Problem to work on =>
Only an exact copy of the entries, stripped of pictures, will serve as the answer.

BEGIN

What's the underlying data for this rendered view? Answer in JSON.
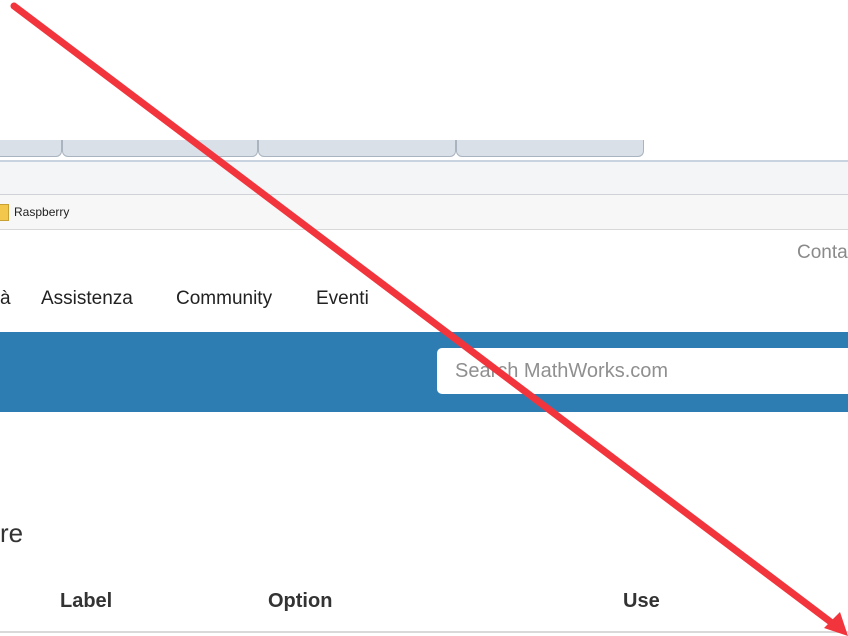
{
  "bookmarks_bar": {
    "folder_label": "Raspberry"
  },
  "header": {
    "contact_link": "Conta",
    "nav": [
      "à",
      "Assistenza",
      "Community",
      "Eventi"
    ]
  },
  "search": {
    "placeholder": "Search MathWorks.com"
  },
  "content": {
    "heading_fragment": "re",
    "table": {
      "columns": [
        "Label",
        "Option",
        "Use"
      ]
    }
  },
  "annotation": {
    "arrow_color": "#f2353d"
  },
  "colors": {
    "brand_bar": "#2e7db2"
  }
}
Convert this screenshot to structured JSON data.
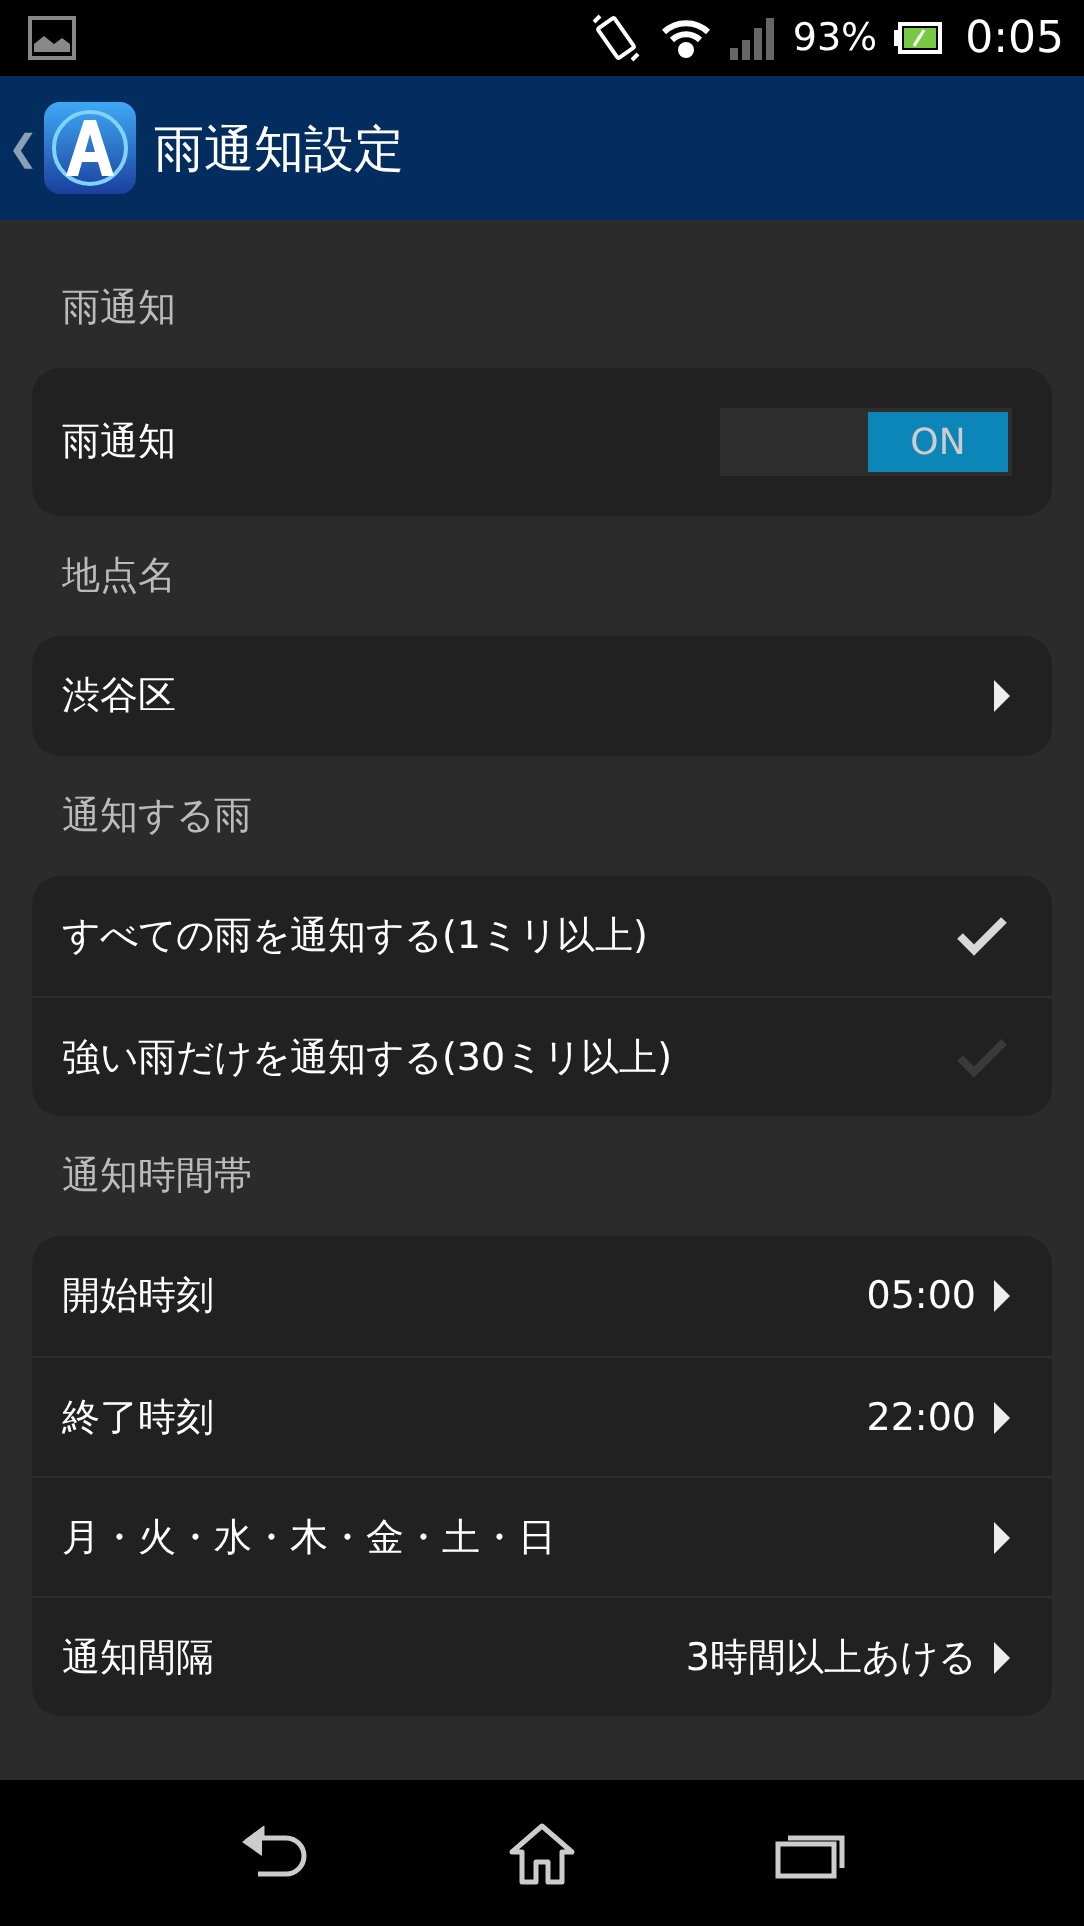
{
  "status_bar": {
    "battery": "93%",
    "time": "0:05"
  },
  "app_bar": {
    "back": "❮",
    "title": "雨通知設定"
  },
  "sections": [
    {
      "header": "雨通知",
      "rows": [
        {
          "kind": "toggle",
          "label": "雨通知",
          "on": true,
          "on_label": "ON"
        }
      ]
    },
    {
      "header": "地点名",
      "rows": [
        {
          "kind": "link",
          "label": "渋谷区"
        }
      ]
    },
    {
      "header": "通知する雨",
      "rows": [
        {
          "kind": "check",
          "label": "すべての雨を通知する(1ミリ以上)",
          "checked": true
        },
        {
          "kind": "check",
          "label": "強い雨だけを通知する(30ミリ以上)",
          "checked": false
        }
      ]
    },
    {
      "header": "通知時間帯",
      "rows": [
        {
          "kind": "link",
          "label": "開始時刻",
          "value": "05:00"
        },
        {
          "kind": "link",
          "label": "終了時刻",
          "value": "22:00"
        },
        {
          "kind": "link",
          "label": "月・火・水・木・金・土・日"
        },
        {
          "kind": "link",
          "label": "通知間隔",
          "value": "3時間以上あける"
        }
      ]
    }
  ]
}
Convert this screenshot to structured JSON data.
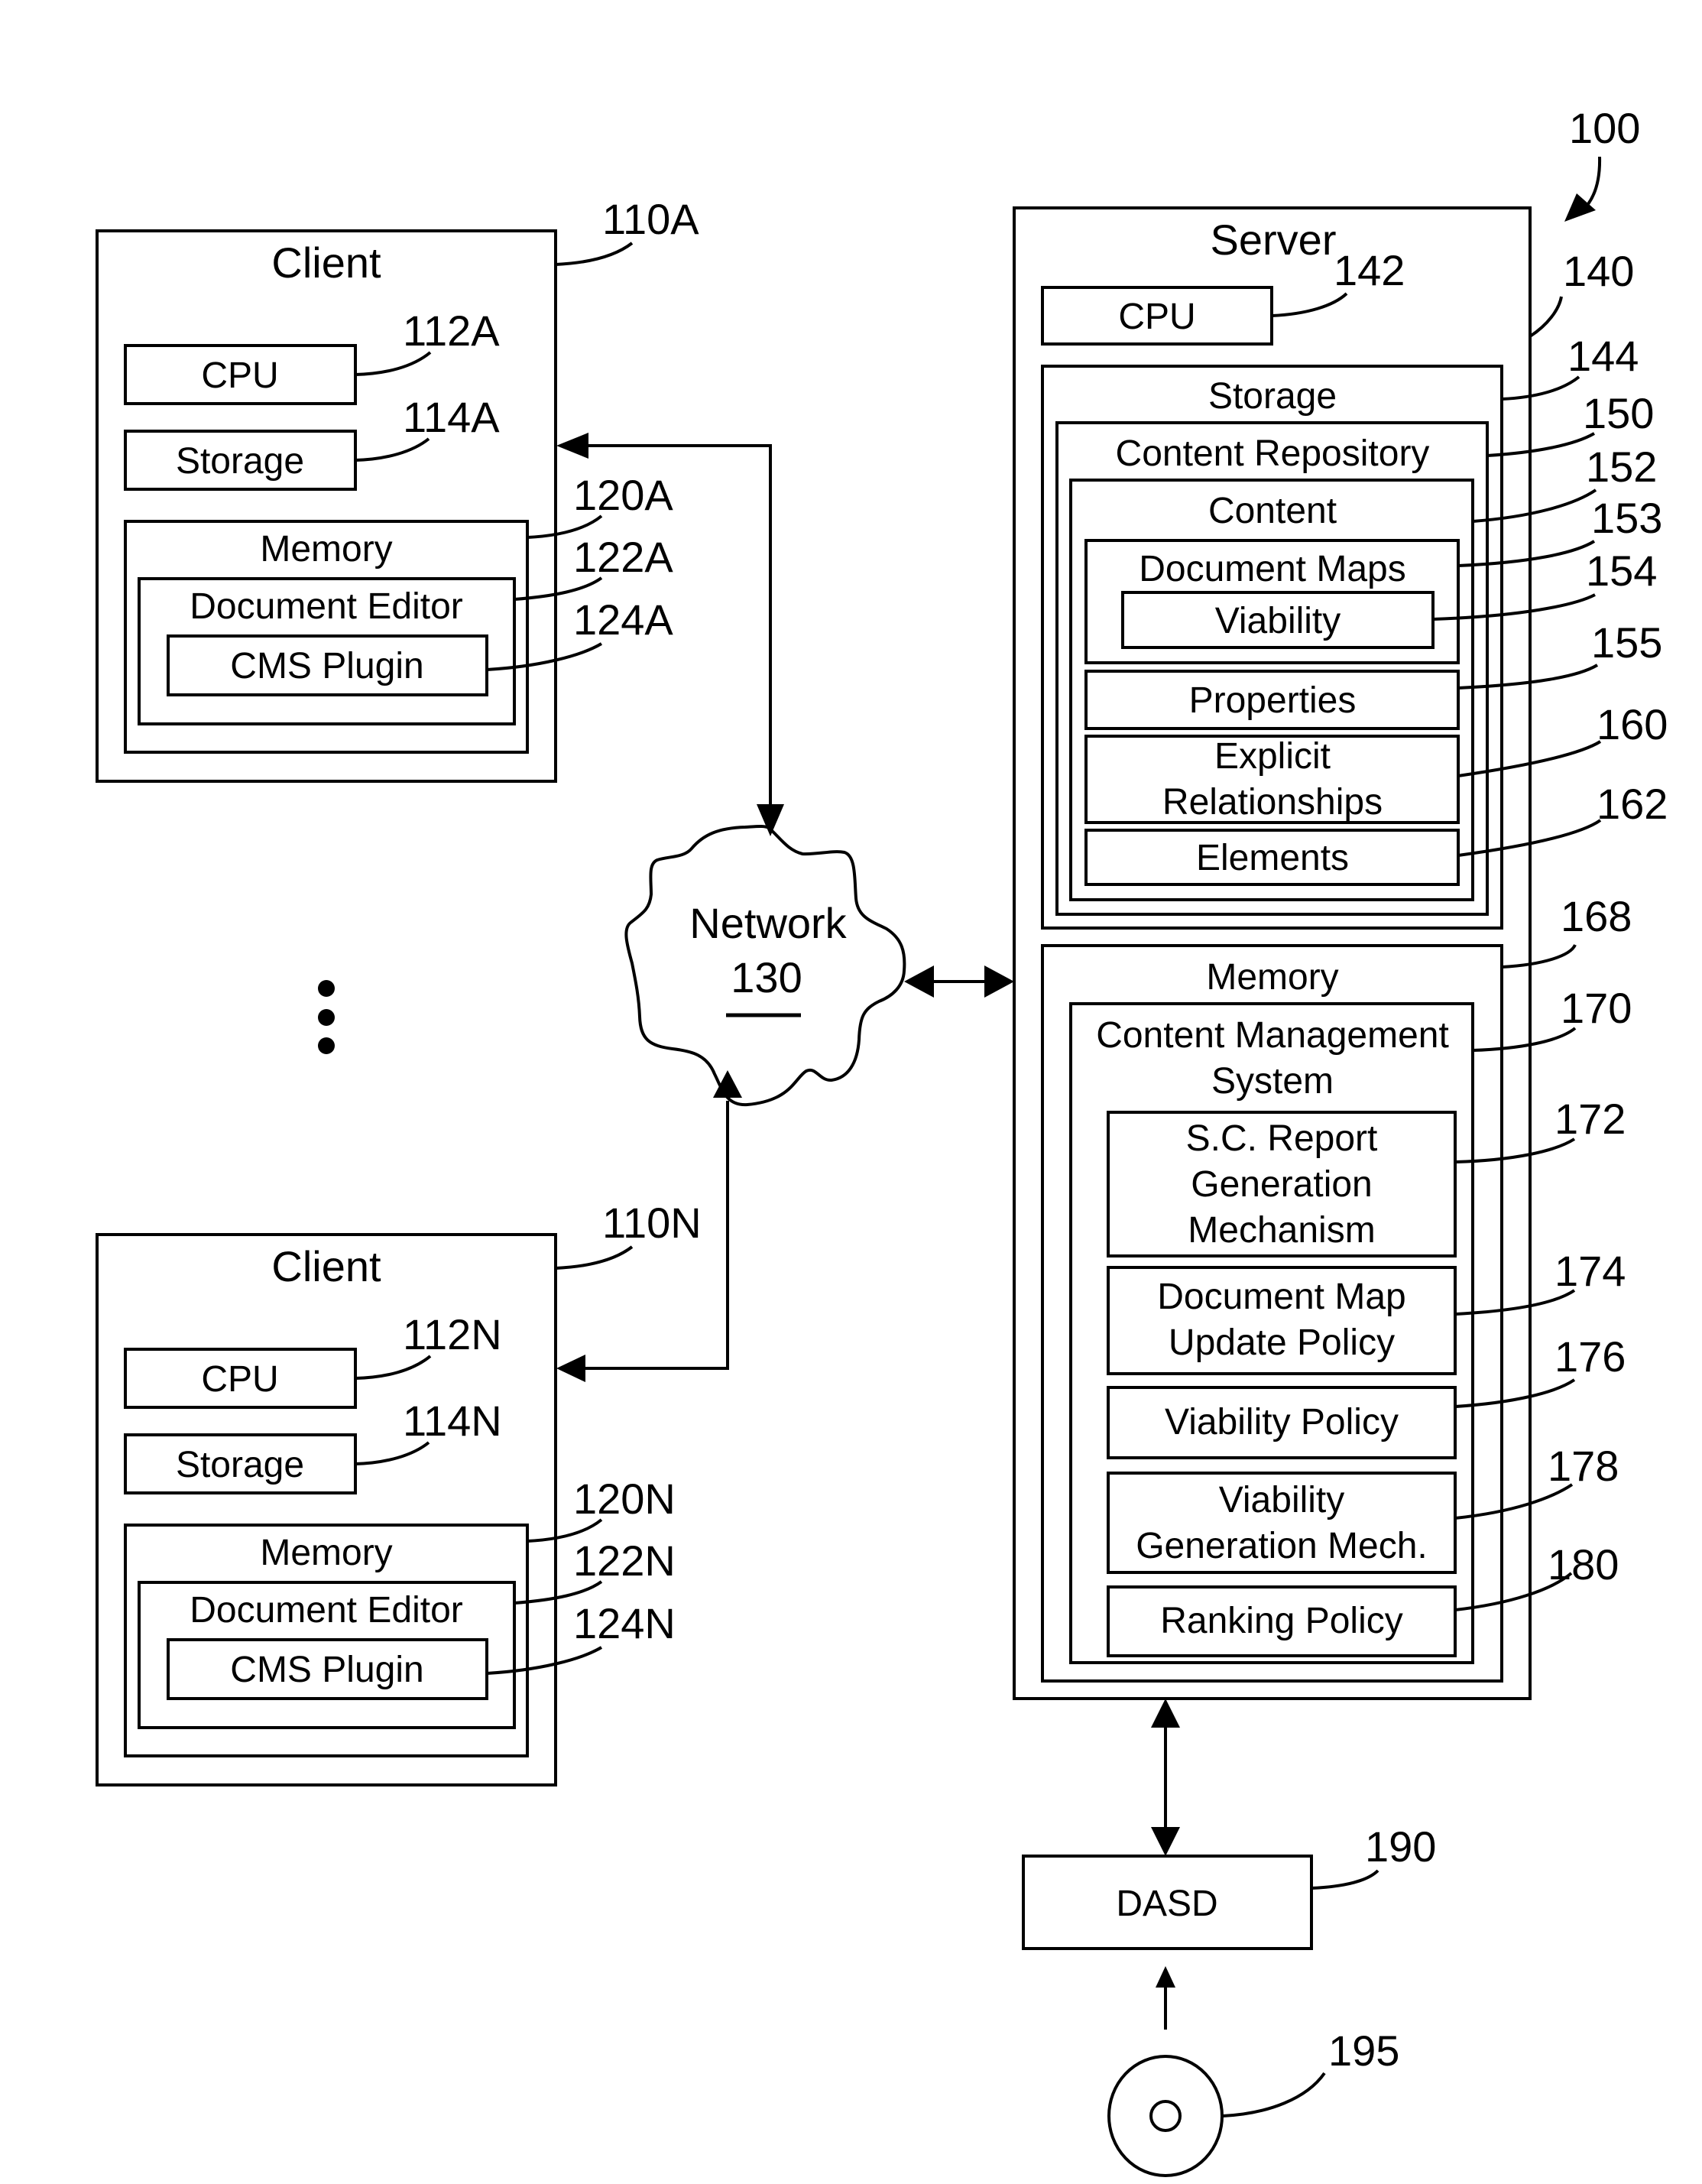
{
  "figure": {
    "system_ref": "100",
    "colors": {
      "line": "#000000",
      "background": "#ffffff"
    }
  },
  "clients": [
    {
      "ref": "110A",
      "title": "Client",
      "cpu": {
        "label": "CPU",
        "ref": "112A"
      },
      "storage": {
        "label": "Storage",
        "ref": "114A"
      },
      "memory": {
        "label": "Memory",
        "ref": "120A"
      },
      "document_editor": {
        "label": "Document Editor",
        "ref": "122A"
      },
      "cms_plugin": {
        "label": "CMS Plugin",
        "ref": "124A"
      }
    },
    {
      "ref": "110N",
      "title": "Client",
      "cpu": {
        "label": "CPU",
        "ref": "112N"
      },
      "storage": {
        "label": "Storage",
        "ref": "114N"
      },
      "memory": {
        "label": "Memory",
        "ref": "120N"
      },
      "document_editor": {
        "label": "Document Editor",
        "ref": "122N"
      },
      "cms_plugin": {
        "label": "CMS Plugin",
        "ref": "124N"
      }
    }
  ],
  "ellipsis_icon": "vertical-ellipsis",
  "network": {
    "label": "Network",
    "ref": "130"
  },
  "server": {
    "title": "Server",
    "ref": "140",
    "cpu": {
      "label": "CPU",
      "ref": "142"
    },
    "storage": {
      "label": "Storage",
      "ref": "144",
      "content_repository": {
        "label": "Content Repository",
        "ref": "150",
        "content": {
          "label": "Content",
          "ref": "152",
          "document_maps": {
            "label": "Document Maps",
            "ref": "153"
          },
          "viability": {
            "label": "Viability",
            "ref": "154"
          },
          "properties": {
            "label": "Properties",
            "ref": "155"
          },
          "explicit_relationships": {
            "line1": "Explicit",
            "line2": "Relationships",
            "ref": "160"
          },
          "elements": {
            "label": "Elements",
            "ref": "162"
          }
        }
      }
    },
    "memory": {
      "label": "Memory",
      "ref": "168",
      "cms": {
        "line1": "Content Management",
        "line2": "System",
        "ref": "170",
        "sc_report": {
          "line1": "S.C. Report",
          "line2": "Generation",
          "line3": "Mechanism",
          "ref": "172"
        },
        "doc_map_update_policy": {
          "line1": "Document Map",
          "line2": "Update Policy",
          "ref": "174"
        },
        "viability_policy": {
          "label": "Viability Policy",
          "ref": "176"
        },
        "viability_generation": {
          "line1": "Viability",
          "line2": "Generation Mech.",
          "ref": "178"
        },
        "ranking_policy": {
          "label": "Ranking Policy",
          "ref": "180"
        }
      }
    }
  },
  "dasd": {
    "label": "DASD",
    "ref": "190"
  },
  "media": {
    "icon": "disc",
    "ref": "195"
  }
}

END

Exercise response =>
What's the underlying data for this rendered view? Answer in JSON.
{
  "bookmarks_bar": {
    "folder_label": "Raspberry"
  },
  "header": {
    "contact_link": "Conta",
    "nav": [
      "à",
      "Assistenza",
      "Community",
      "Eventi"
    ]
  },
  "search": {
    "placeholder": "Search MathWorks.com"
  },
  "content": {
    "heading_fragment": "re",
    "table": {
      "columns": [
        "Label",
        "Option",
        "Use"
      ]
    }
  },
  "annotation": {
    "arrow_color": "#f2353d"
  },
  "colors": {
    "brand_bar": "#2e7db2"
  }
}
Convert this screenshot to structured JSON data.
{
  "status_bar": {
    "battery": "93%",
    "time": "0:05"
  },
  "app_bar": {
    "back": "❮",
    "title": "雨通知設定"
  },
  "sections": [
    {
      "header": "雨通知",
      "rows": [
        {
          "kind": "toggle",
          "label": "雨通知",
          "on": true,
          "on_label": "ON"
        }
      ]
    },
    {
      "header": "地点名",
      "rows": [
        {
          "kind": "link",
          "label": "渋谷区"
        }
      ]
    },
    {
      "header": "通知する雨",
      "rows": [
        {
          "kind": "check",
          "label": "すべての雨を通知する(1ミリ以上)",
          "checked": true
        },
        {
          "kind": "check",
          "label": "強い雨だけを通知する(30ミリ以上)",
          "checked": false
        }
      ]
    },
    {
      "header": "通知時間帯",
      "rows": [
        {
          "kind": "link",
          "label": "開始時刻",
          "value": "05:00"
        },
        {
          "kind": "link",
          "label": "終了時刻",
          "value": "22:00"
        },
        {
          "kind": "link",
          "label": "月・火・水・木・金・土・日"
        },
        {
          "kind": "link",
          "label": "通知間隔",
          "value": "3時間以上あける"
        }
      ]
    }
  ]
}
Convert this screenshot to structured JSON data.
{
  "figure": {
    "system_ref": "100",
    "colors": {
      "line": "#000000",
      "background": "#ffffff"
    }
  },
  "clients": [
    {
      "ref": "110A",
      "title": "Client",
      "cpu": {
        "label": "CPU",
        "ref": "112A"
      },
      "storage": {
        "label": "Storage",
        "ref": "114A"
      },
      "memory": {
        "label": "Memory",
        "ref": "120A"
      },
      "document_editor": {
        "label": "Document Editor",
        "ref": "122A"
      },
      "cms_plugin": {
        "label": "CMS Plugin",
        "ref": "124A"
      }
    },
    {
      "ref": "110N",
      "title": "Client",
      "cpu": {
        "label": "CPU",
        "ref": "112N"
      },
      "storage": {
        "label": "Storage",
        "ref": "114N"
      },
      "memory": {
        "label": "Memory",
        "ref": "120N"
      },
      "document_editor": {
        "label": "Document Editor",
        "ref": "122N"
      },
      "cms_plugin": {
        "label": "CMS Plugin",
        "ref": "124N"
      }
    }
  ],
  "ellipsis_icon": "vertical-ellipsis",
  "network": {
    "label": "Network",
    "ref": "130"
  },
  "server": {
    "title": "Server",
    "ref": "140",
    "cpu": {
      "label": "CPU",
      "ref": "142"
    },
    "storage": {
      "label": "Storage",
      "ref": "144",
      "content_repository": {
        "label": "Content Repository",
        "ref": "150",
        "content": {
          "label": "Content",
          "ref": "152",
          "document_maps": {
            "label": "Document Maps",
            "ref": "153"
          },
          "viability": {
            "label": "Viability",
            "ref": "154"
          },
          "properties": {
            "label": "Properties",
            "ref": "155"
          },
          "explicit_relationships": {
            "line1": "Explicit",
            "line2": "Relationships",
            "ref": "160"
          },
          "elements": {
            "label": "Elements",
            "ref": "162"
          }
        }
      }
    },
    "memory": {
      "label": "Memory",
      "ref": "168",
      "cms": {
        "line1": "Content Management",
        "line2": "System",
        "ref": "170",
        "sc_report": {
          "line1": "S.C. Report",
          "line2": "Generation",
          "line3": "Mechanism",
          "ref": "172"
        },
        "doc_map_update_policy": {
          "line1": "Document Map",
          "line2": "Update Policy",
          "ref": "174"
        },
        "viability_policy": {
          "label": "Viability Policy",
          "ref": "176"
        },
        "viability_generation": {
          "line1": "Viability",
          "line2": "Generation Mech.",
          "ref": "178"
        },
        "ranking_policy": {
          "label": "Ranking Policy",
          "ref": "180"
        }
      }
    }
  },
  "dasd": {
    "label": "DASD",
    "ref": "190"
  },
  "media": {
    "icon": "disc",
    "ref": "195"
  }
}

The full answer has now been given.